Join us on a field trip to the biggest bat colony in the world! Bracken Cave is home to 15 million Mexican free-tailed bats. It’s the largest concentration of mammals on the planet, and it’s made up of only mothers and their babies. On our visit, we’ll meet a real-life Batwoman. Jessica Dreyer is a bat biologist who is studying how bats learn to be bats. Now… TO THE BAT CAVE!
In the episode, Jessica describes how she and Harry, her research assistant, catch bats with a butterfly net. See them do it in this video!
Our friend Hayley Gillespie took photographs during our visit. Scroll through this slideshow to see how Jessica processes the bats.
Jessica's a pro when it comes to handling bats. Watch as she measures a squirmy baby bat.
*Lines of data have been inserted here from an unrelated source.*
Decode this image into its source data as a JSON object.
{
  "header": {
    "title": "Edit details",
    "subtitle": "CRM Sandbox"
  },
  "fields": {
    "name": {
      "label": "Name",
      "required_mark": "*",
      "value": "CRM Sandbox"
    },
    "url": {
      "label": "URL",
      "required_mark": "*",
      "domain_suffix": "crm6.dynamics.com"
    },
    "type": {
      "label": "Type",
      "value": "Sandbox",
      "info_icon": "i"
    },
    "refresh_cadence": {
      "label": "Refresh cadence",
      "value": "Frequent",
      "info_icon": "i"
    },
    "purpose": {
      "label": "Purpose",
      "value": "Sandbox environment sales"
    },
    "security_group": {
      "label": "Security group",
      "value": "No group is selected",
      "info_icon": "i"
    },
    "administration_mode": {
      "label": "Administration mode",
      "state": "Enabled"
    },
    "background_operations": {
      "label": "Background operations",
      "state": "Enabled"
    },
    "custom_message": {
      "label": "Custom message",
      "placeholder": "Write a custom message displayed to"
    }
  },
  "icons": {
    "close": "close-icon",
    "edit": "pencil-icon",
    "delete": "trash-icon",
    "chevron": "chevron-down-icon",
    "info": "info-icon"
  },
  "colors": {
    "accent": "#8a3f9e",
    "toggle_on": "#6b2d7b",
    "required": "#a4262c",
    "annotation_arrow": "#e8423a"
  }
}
We were there for sunrise, and bat rain. But in the evening, the bat weather is different. There's a "batnado" when the bats emerge from the cave at sundown. Bat Conservation International, which manages the cave, produced this 360 video. Scan around and see what it's like to watch the bats come out!
Wonder what it's like to fly into the bat cave? Scientists created this video to give you a bat's-eye view of the flight home. Watch how they set it up (and check out their bat astronaut clothes!) and then see the result.
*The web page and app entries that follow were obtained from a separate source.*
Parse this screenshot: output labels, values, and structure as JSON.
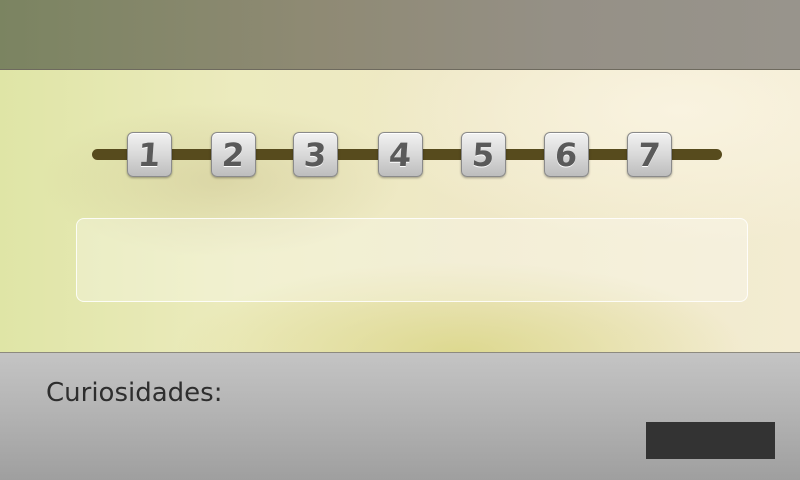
{
  "steps": [
    {
      "label": "1"
    },
    {
      "label": "2"
    },
    {
      "label": "3"
    },
    {
      "label": "4"
    },
    {
      "label": "5"
    },
    {
      "label": "6"
    },
    {
      "label": "7"
    }
  ],
  "text_panel": {
    "content": ""
  },
  "bottom": {
    "label": "Curiosidades:",
    "button_label": ""
  },
  "colors": {
    "timeline_line": "#574b1d",
    "bottom_button": "#333333",
    "step_text": "#5a5a5a"
  }
}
Pretty cool, right?!
The cave is active from spring to late summer, starting when the mothers arrive to give birth and ending when the bats migrate south to Mexico. So, want to visit in real life? You can do it if you're a member of Bat Conservation International, which manages Bracken Cave. Honestly, it's worth becoming a member just to book a member night! Your membership supports the organization's bat conservation efforts around the world! Consider it like paying admission to a museum, except with an incredible natural phenomenon instead of display cases!
The member nights book up fast, so make sure you sign up early. There are also a few opportunities to get up early and see the bat rain, like we did.
Can't make it to Bracken Cave? We understand. Not to worry, there are plenty of other places to see bats around the world.
So... What would YOU study if you were a real life bat person? Tell us at email@example.com! Draw us a picture, or send us a recording. We'd love to share it with the rest of our listeners!